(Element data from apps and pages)
------------------------------------------------------------
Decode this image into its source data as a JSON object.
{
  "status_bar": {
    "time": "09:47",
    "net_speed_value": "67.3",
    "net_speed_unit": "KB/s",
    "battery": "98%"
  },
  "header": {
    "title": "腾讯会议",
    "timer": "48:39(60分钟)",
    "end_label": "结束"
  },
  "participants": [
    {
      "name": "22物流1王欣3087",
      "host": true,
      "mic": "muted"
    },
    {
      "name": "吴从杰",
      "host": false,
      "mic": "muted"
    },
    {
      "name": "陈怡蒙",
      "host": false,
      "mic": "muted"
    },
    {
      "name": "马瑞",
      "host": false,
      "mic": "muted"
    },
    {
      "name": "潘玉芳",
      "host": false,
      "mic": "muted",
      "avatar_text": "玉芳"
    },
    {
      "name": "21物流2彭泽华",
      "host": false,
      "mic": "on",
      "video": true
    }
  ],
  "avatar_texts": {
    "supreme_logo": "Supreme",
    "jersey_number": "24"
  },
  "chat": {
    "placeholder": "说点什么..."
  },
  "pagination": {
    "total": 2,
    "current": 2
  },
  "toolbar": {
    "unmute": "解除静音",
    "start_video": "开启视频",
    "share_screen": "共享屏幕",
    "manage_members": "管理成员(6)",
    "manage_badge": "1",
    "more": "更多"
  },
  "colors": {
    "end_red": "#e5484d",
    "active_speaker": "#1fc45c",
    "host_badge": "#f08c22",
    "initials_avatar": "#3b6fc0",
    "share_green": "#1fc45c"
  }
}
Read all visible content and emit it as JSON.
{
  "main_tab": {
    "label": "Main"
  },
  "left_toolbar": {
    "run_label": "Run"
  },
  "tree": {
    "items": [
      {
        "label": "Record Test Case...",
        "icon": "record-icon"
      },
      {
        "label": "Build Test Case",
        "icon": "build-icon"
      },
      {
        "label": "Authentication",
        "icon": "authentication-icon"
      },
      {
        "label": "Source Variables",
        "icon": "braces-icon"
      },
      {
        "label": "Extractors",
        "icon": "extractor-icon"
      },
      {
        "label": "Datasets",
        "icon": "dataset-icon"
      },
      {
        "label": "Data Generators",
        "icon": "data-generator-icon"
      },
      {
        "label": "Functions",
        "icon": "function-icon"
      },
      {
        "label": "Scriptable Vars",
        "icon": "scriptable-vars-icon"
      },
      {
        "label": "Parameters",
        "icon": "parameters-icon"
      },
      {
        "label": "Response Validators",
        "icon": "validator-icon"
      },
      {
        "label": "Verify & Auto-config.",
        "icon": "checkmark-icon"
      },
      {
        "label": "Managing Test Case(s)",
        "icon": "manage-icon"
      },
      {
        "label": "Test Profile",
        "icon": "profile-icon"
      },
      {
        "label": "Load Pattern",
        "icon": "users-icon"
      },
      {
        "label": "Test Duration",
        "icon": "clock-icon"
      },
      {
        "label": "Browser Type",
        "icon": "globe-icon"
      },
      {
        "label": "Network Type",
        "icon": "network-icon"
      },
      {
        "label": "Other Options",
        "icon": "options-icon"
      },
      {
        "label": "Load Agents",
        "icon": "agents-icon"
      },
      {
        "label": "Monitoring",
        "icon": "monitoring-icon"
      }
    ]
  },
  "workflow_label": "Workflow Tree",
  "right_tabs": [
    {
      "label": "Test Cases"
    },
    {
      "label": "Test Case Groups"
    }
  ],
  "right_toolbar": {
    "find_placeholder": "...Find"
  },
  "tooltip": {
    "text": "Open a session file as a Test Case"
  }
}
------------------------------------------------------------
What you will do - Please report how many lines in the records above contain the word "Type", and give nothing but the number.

Result - 2